Web page and app entries
..............................

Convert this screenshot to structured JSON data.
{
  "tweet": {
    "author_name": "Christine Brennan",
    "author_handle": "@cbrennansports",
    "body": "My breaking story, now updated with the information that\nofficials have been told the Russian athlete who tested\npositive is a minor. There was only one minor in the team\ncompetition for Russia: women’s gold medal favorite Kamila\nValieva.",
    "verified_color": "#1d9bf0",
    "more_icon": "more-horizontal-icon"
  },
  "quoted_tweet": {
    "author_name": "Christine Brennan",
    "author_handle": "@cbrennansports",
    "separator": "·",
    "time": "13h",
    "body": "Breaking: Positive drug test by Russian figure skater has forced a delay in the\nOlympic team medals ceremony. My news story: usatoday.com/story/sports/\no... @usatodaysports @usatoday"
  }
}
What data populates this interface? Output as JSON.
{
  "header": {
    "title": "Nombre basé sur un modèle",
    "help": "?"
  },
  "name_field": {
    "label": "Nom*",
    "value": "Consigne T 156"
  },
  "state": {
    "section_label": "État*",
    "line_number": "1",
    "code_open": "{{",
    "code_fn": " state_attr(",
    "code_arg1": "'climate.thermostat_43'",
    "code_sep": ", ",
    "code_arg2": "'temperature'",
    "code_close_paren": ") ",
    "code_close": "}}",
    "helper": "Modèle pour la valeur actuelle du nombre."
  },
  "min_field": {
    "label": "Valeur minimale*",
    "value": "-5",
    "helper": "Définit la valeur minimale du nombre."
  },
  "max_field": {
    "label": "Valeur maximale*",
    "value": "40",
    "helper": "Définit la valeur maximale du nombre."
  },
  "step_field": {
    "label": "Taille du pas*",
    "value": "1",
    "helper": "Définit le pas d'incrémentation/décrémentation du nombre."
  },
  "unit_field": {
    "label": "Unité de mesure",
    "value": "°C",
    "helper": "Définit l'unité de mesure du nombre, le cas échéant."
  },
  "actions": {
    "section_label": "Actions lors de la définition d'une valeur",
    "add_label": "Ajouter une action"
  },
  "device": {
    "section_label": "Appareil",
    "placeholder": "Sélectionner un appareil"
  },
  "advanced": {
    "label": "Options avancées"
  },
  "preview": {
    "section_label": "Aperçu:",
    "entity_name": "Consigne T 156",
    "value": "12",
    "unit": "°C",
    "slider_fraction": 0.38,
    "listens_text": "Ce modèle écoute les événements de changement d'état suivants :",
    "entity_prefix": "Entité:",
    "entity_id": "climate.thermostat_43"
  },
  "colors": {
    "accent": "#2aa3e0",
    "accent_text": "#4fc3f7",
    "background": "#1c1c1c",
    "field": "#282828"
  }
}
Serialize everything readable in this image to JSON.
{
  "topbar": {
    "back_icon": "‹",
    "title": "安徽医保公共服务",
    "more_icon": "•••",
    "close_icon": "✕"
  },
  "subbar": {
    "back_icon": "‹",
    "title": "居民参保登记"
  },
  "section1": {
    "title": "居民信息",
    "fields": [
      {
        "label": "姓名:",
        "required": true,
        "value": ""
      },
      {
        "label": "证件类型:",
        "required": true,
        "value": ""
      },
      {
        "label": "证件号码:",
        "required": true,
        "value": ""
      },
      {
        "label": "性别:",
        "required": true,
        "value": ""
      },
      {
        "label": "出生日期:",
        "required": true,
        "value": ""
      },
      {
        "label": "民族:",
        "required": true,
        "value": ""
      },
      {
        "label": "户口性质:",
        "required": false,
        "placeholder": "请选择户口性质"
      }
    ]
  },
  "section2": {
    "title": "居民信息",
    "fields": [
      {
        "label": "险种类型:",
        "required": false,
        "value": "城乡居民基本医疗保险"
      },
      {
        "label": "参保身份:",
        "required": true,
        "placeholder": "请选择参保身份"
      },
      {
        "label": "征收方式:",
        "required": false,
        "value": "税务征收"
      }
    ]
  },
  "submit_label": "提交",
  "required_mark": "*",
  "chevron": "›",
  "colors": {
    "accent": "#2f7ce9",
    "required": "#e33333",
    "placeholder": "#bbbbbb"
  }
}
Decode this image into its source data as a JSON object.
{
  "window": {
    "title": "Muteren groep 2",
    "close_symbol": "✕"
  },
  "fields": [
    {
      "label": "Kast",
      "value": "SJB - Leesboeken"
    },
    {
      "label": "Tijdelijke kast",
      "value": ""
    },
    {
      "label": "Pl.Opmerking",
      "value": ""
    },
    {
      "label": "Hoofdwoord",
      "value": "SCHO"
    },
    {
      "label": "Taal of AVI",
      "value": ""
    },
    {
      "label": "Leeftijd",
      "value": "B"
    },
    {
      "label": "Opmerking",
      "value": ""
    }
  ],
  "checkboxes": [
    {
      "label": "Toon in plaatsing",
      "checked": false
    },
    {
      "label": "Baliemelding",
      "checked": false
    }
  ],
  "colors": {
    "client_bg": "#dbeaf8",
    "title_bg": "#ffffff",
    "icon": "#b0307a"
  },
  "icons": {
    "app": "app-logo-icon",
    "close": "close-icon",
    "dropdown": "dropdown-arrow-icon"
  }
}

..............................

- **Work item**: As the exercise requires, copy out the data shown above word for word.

- **Task result**:
Convert this screenshot to structured JSON data.
{
  "tweet": {
    "author_name": "Christine Brennan",
    "author_handle": "@cbrennansports",
    "body": "My breaking story, now updated with the information that\nofficials have been told the Russian athlete who tested\npositive is a minor. There was only one minor in the team\ncompetition for Russia: women’s gold medal favorite Kamila\nValieva.",
    "verified_color": "#1d9bf0",
    "more_icon": "more-horizontal-icon"
  },
  "quoted_tweet": {
    "author_name": "Christine Brennan",
    "author_handle": "@cbrennansports",
    "separator": "·",
    "time": "13h",
    "body": "Breaking: Positive drug test by Russian figure skater has forced a delay in the\nOlympic team medals ceremony. My news story: usatoday.com/story/sports/\no... @usatodaysports @usatoday"
  }
}
What data populates this interface? Output as JSON.
{
  "header": {
    "title": "Nombre basé sur un modèle",
    "help": "?"
  },
  "name_field": {
    "label": "Nom*",
    "value": "Consigne T 156"
  },
  "state": {
    "section_label": "État*",
    "line_number": "1",
    "code_open": "{{",
    "code_fn": " state_attr(",
    "code_arg1": "'climate.thermostat_43'",
    "code_sep": ", ",
    "code_arg2": "'temperature'",
    "code_close_paren": ") ",
    "code_close": "}}",
    "helper": "Modèle pour la valeur actuelle du nombre."
  },
  "min_field": {
    "label": "Valeur minimale*",
    "value": "-5",
    "helper": "Définit la valeur minimale du nombre."
  },
  "max_field": {
    "label": "Valeur maximale*",
    "value": "40",
    "helper": "Définit la valeur maximale du nombre."
  },
  "step_field": {
    "label": "Taille du pas*",
    "value": "1",
    "helper": "Définit le pas d'incrémentation/décrémentation du nombre."
  },
  "unit_field": {
    "label": "Unité de mesure",
    "value": "°C",
    "helper": "Définit l'unité de mesure du nombre, le cas échéant."
  },
  "actions": {
    "section_label": "Actions lors de la définition d'une valeur",
    "add_label": "Ajouter une action"
  },
  "device": {
    "section_label": "Appareil",
    "placeholder": "Sélectionner un appareil"
  },
  "advanced": {
    "label": "Options avancées"
  },
  "preview": {
    "section_label": "Aperçu:",
    "entity_name": "Consigne T 156",
    "value": "12",
    "unit": "°C",
    "slider_fraction": 0.38,
    "listens_text": "Ce modèle écoute les événements de changement d'état suivants :",
    "entity_prefix": "Entité:",
    "entity_id": "climate.thermostat_43"
  },
  "colors": {
    "accent": "#2aa3e0",
    "accent_text": "#4fc3f7",
    "background": "#1c1c1c",
    "field": "#282828"
  }
}
Serialize everything readable in this image to JSON.
{
  "topbar": {
    "back_icon": "‹",
    "title": "安徽医保公共服务",
    "more_icon": "•••",
    "close_icon": "✕"
  },
  "subbar": {
    "back_icon": "‹",
    "title": "居民参保登记"
  },
  "section1": {
    "title": "居民信息",
    "fields": [
      {
        "label": "姓名:",
        "required": true,
        "value": ""
      },
      {
        "label": "证件类型:",
        "required": true,
        "value": ""
      },
      {
        "label": "证件号码:",
        "required": true,
        "value": ""
      },
      {
        "label": "性别:",
        "required": true,
        "value": ""
      },
      {
        "label": "出生日期:",
        "required": true,
        "value": ""
      },
      {
        "label": "民族:",
        "required": true,
        "value": ""
      },
      {
        "label": "户口性质:",
        "required": false,
        "placeholder": "请选择户口性质"
      }
    ]
  },
  "section2": {
    "title": "居民信息",
    "fields": [
      {
        "label": "险种类型:",
        "required": false,
        "value": "城乡居民基本医疗保险"
      },
      {
        "label": "参保身份:",
        "required": true,
        "placeholder": "请选择参保身份"
      },
      {
        "label": "征收方式:",
        "required": false,
        "value": "税务征收"
      }
    ]
  },
  "submit_label": "提交",
  "required_mark": "*",
  "chevron": "›",
  "colors": {
    "accent": "#2f7ce9",
    "required": "#e33333",
    "placeholder": "#bbbbbb"
  }
}
Decode this image into its source data as a JSON object.
{
  "window": {
    "title": "Muteren groep 2",
    "close_symbol": "✕"
  },
  "fields": [
    {
      "label": "Kast",
      "value": "SJB - Leesboeken"
    },
    {
      "label": "Tijdelijke kast",
      "value": ""
    },
    {
      "label": "Pl.Opmerking",
      "value": ""
    },
    {
      "label": "Hoofdwoord",
      "value": "SCHO"
    },
    {
      "label": "Taal of AVI",
      "value": ""
    },
    {
      "label": "Leeftijd",
      "value": "B"
    },
    {
      "label": "Opmerking",
      "value": ""
    }
  ],
  "checkboxes": [
    {
      "label": "Toon in plaatsing",
      "checked": false
    },
    {
      "label": "Baliemelding",
      "checked": false
    }
  ],
  "colors": {
    "client_bg": "#dbeaf8",
    "title_bg": "#ffffff",
    "icon": "#b0307a"
  },
  "icons": {
    "app": "app-logo-icon",
    "close": "close-icon",
    "dropdown": "dropdown-arrow-icon"
  }
}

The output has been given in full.